**Problem to solve:**
The answer must be every line from the entries below that includes "validate".
^^^^
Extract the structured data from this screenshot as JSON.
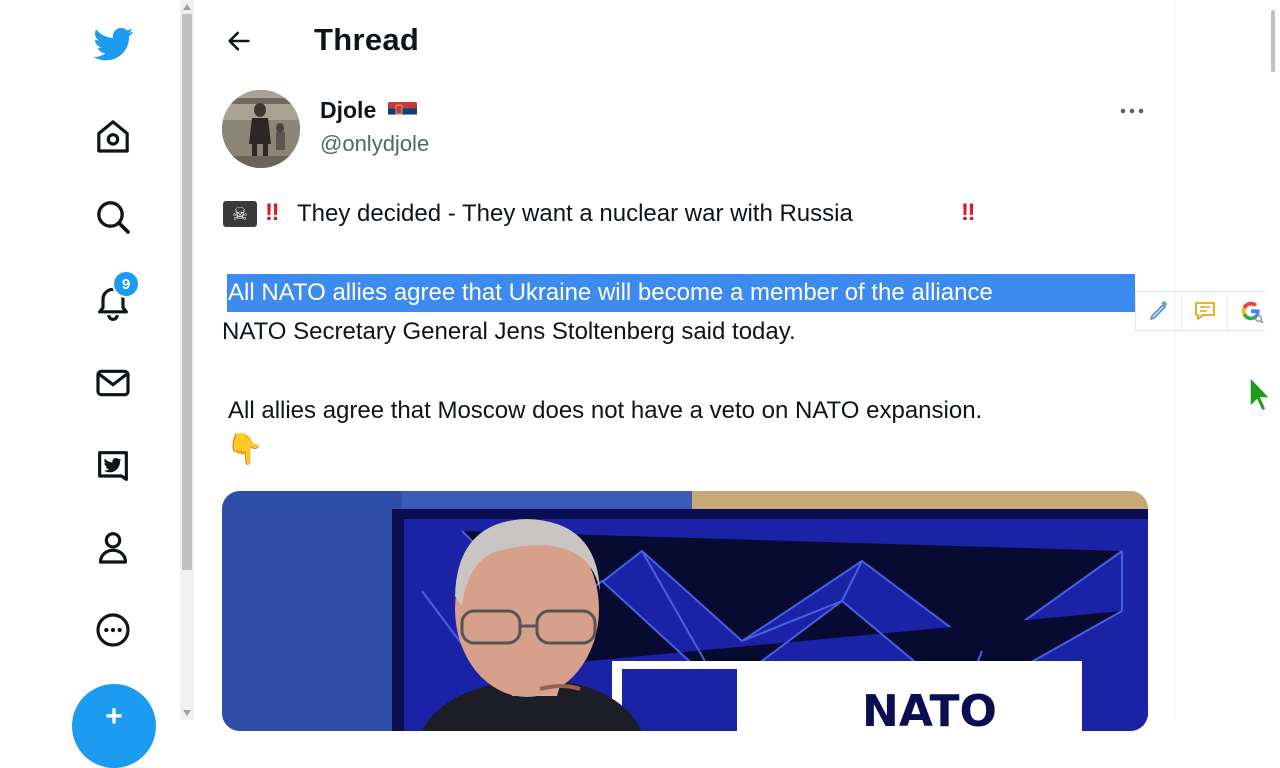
{
  "header": {
    "title": "Thread"
  },
  "sidebar": {
    "notification_count": "9"
  },
  "tweet": {
    "author_name": "Djole",
    "handle": "@onlydjole",
    "line1": "They decided - They want a nuclear war with Russia",
    "line2_highlighted": "All NATO allies agree that Ukraine will become a member of the alliance",
    "line3": "NATO Secretary General Jens Stoltenberg said today.",
    "line4": "All allies agree that Moscow does not have a veto on NATO expansion.",
    "emoji_skull": "☠",
    "emoji_bangbang": "‼",
    "emoji_pointer": "👇",
    "media_text": "NATO"
  },
  "icons": {
    "logo": "twitter-bird-icon",
    "home": "home-icon",
    "explore": "search-icon",
    "notifications": "bell-icon",
    "messages": "envelope-icon",
    "verified": "twitter-blue-icon",
    "profile": "person-icon",
    "more": "more-circle-icon"
  },
  "colors": {
    "accent": "#1d9bf0",
    "highlight": "#3d8bef",
    "secondary_text": "#536471",
    "emoji_red": "#d81b2b"
  }
}
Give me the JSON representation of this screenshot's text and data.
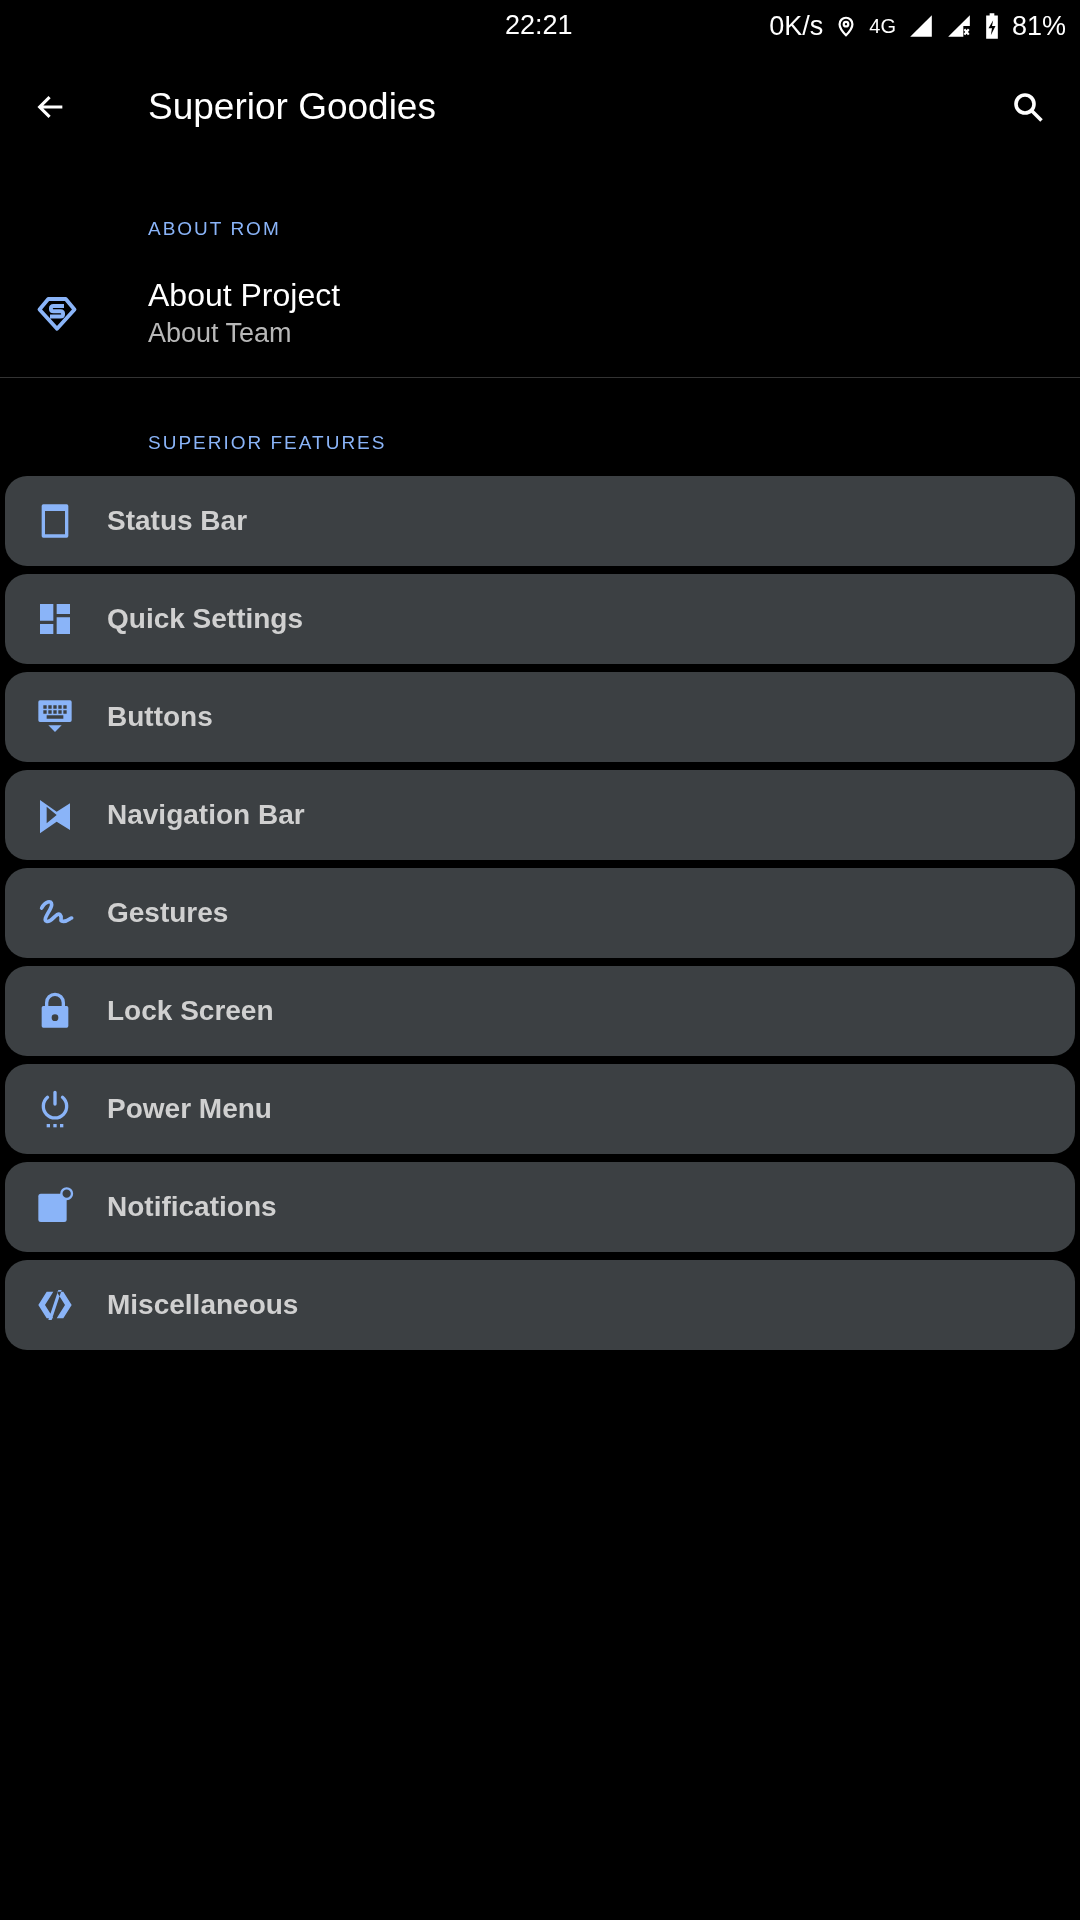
{
  "status_bar": {
    "time": "22:21",
    "speed": "0K/s",
    "network": "4G",
    "battery": "81%"
  },
  "app_bar": {
    "title": "Superior Goodies"
  },
  "about_section": {
    "header": "ABOUT ROM",
    "items": [
      {
        "title": "About Project",
        "summary": "About Team"
      }
    ]
  },
  "features_section": {
    "header": "SUPERIOR FEATURES",
    "items": [
      {
        "label": "Status Bar"
      },
      {
        "label": "Quick Settings"
      },
      {
        "label": "Buttons"
      },
      {
        "label": "Navigation Bar"
      },
      {
        "label": "Gestures"
      },
      {
        "label": "Lock Screen"
      },
      {
        "label": "Power Menu"
      },
      {
        "label": "Notifications"
      },
      {
        "label": "Miscellaneous"
      }
    ]
  }
}
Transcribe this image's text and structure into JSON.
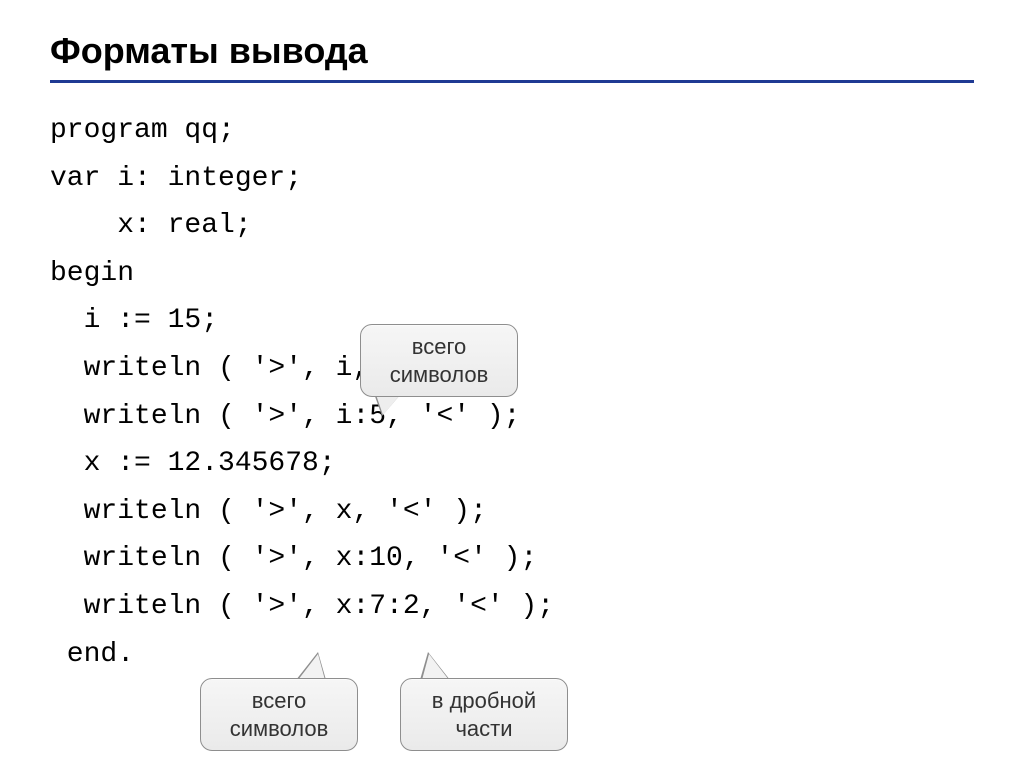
{
  "title": "Форматы вывода",
  "code": {
    "l1": "program qq;",
    "l2": "var i: integer;",
    "l3": "    x: real;",
    "l4": "begin",
    "l5": "  i := 15;",
    "l6": "  writeln ( '>', i, '",
    "l7": "  writeln ( '>', i:5, '<' );",
    "l8": "  x := 12.345678;",
    "l9": "  writeln ( '>', x, '<' );",
    "l10": "  writeln ( '>', x:10, '<' );",
    "l11": "  writeln ( '>', x:7:2, '<' );",
    "l12": " end."
  },
  "callouts": {
    "total_chars_1": "всего\nсимволов",
    "total_chars_2": "всего\nсимволов",
    "fractional": "в дробной\nчасти"
  }
}
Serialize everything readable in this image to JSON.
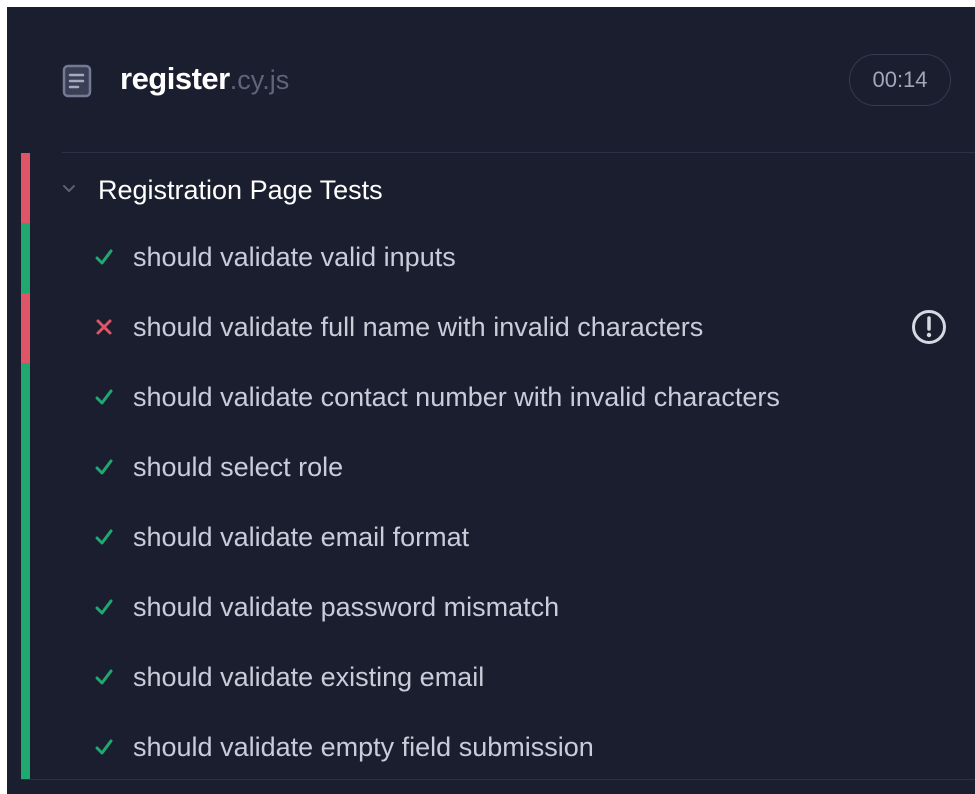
{
  "spec": {
    "file_base": "register",
    "file_ext": ".cy.js",
    "duration": "00:14",
    "icon": "document-icon"
  },
  "suite": {
    "title": "Registration Page Tests",
    "state": "failed",
    "chevron_icon": "chevron-down-icon"
  },
  "tests": [
    {
      "label": "should validate valid inputs",
      "state": "passed"
    },
    {
      "label": "should validate full name with invalid characters",
      "state": "failed"
    },
    {
      "label": "should validate contact number with invalid characters",
      "state": "passed"
    },
    {
      "label": "should select role",
      "state": "passed"
    },
    {
      "label": "should validate email format",
      "state": "passed"
    },
    {
      "label": "should validate password mismatch",
      "state": "passed"
    },
    {
      "label": "should validate existing email",
      "state": "passed"
    },
    {
      "label": "should validate empty field submission",
      "state": "passed"
    }
  ],
  "colors": {
    "passed": "#1fa971",
    "failed": "#dd5566",
    "background": "#1b1e2e"
  }
}
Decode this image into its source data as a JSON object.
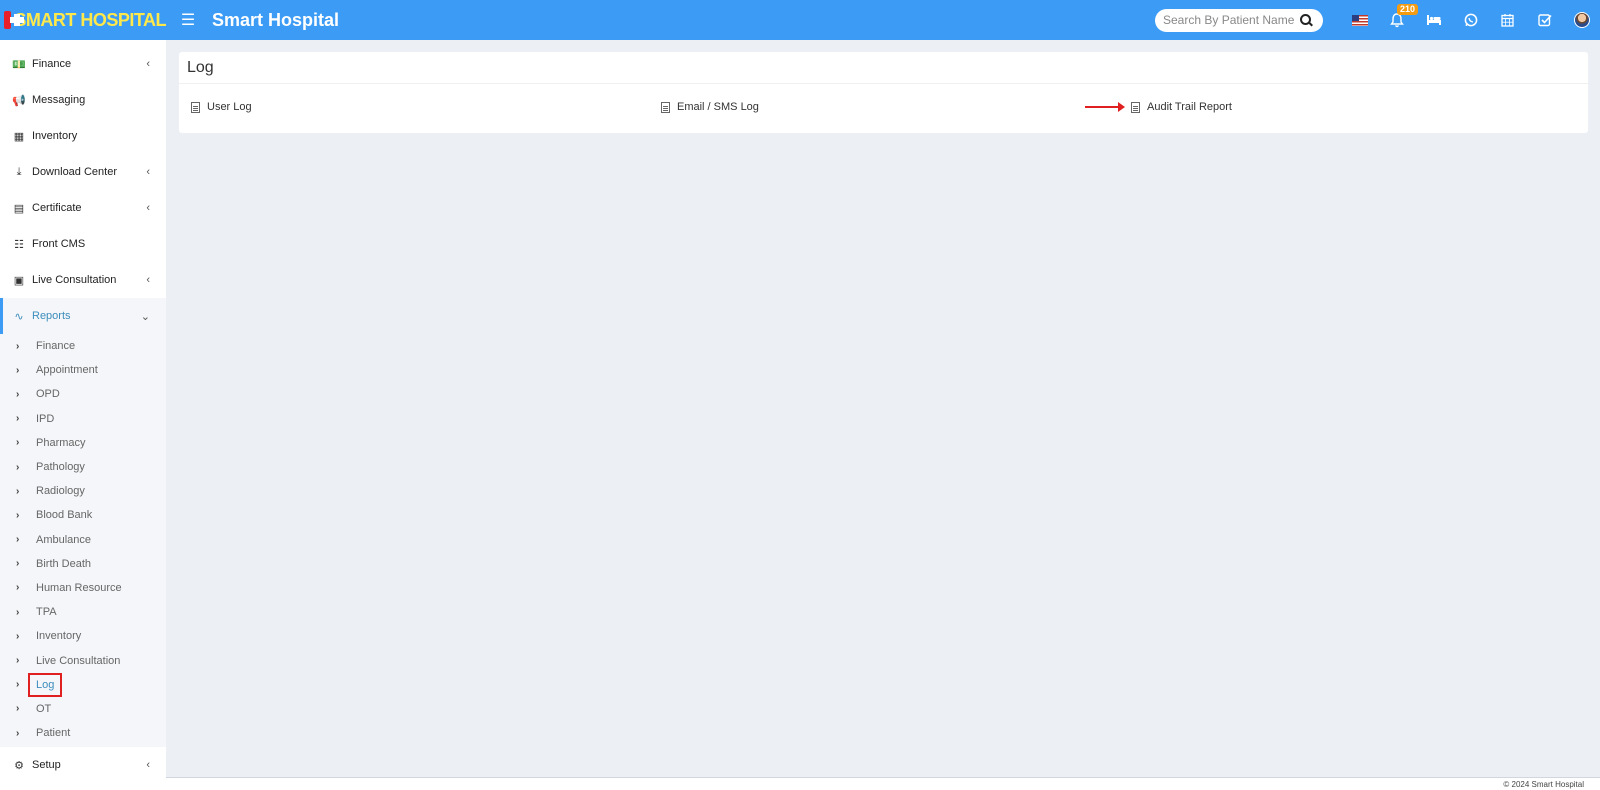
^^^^
**Answer to this exercise:**
      "label": "should validate valid inputs",
      "label": "should validate full name with invalid characters",
      "label": "should validate contact number with invalid characters",
      "label": "should validate email format",
      "label": "should validate password mismatch",
      "label": "should validate existing email",
      "label": "should validate empty field submission",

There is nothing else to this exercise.